While readers who are not already familiar with these philosophers may struggle to absorb all the terminology, perseverance grants valuable insight. She links Caputo’s deconstructive approach and ‘weak’ theology of ‘a God who may be’, to Žižek’s materialist conception of a ‘fighting collective’ concerned with political justice. Moody uses these philosophers to guide us through ‘the event of God’ or ‘the death of God’ to a place where materialist communities fight the good fight for a more just world.
Ultimately, this philosophical journey raises questions about the possibility of religion without religion, or ‘religionless Christianity’ (to use Bonhoeffer’s term). Moody explores such possibilities in the second part of the book, where she compares the work of Peter Rollins and the ikon collective; and Kester Brewin and the Vaux community.
It is worth reading the book for the lucid descriptions and analyses of the practices of ikon and Vaux, two collectives/communities that actually no longer exist. The dissolution of ikon and Vaux in some ways neatly illustrates the inherently – and at times purposefully – transitory nature of the ECM: it is not about establishing new religious institutions, it is rather about cultivating a religious orientation that is more concerned with justice in this world rather than repose in the next.
Or at least that’s what I think Rollins and Brewin communicate when pressed. And Moody also does plenty of pressing is this book, raising questions about the extent that the full radicalism of their ideas and practices are appreciated in the wider ECM. As Tad DeLay wrote in his review of Radical Theology and Emerging Christianity:

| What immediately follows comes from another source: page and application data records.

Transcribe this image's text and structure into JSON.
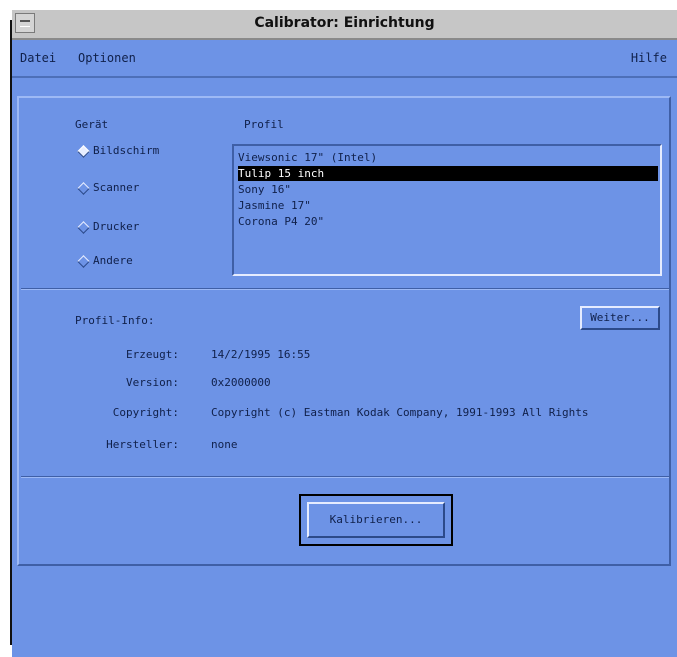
{
  "window": {
    "title": "Calibrator: Einrichtung"
  },
  "menubar": {
    "file": "Datei",
    "options": "Optionen",
    "help": "Hilfe"
  },
  "device": {
    "heading": "Gerät",
    "options": [
      "Bildschirm",
      "Scanner",
      "Drucker",
      "Andere"
    ],
    "selected_index": 0
  },
  "profile": {
    "heading": "Profil",
    "items": [
      "Viewsonic 17\" (Intel)",
      "Tulip 15 inch",
      "Sony 16\"",
      "Jasmine 17\"",
      "Corona P4 20\""
    ],
    "selected_index": 1
  },
  "info": {
    "heading": "Profil-Info:",
    "more_button": "Weiter...",
    "created_label": "Erzeugt:",
    "created_value": "14/2/1995 16:55",
    "version_label": "Version:",
    "version_value": "0x2000000",
    "copyright_label": "Copyright:",
    "copyright_value": "Copyright (c) Eastman Kodak Company, 1991-1993 All Rights",
    "manufacturer_label": "Hersteller:",
    "manufacturer_value": "none"
  },
  "actions": {
    "calibrate_button": "Kalibrieren..."
  }
}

Moody acknowledges the potential downside of all this, namely, that these critiques and re-readings may become an apologetic for a dulled appropriation of materialism for a veiled defense of traditional theism: “While I will argue against a reading of Caputo’s radical theology of the event as simply a way to resurrect God, I also acknowledge that radical theology can be (mis)read within emerging Christian discourse as a form of negative theology designed to enable us to discover the God beyond the ‘God’ of idolatry and ideology.” (8) As you can see, her critique is not an apology for those misreadings but instead a confrontation with those who are reading more complex material as a way to secure clandestine theism.
Especially in the second part of the book, Moody argues for a full embrace of the most radical of ideas and practices, arguing that such expressions of religion have the greatest potential to promote justice. Yet she recognizes that this potential was not fully realized in ikon or Vaux. The task of real-world implementation remains a challenge.
I had the privilege of writing an endorsement for the back cover of this book, so I’ll conclude by reproducing it:
This book is a must-read for those who want to understand the relationship between the theological turn in continental philosophy and the radical liturgical practices of emerging Christianity. Katharine Sarah Moody’s creative analysis of the work of two important thinkers and practitioners – Peter Rollins and Kester Brewin – also helps us see how it is possible for emerging ‘collectives’ to have a wider, socio-political impact. By exposing the radicalism that lies behind Rollins and Brewin’s discourses, while at the same time asking if they go far enough, Moody makes an original contribution to debates about how Christianity could be a force for change in the 21st century.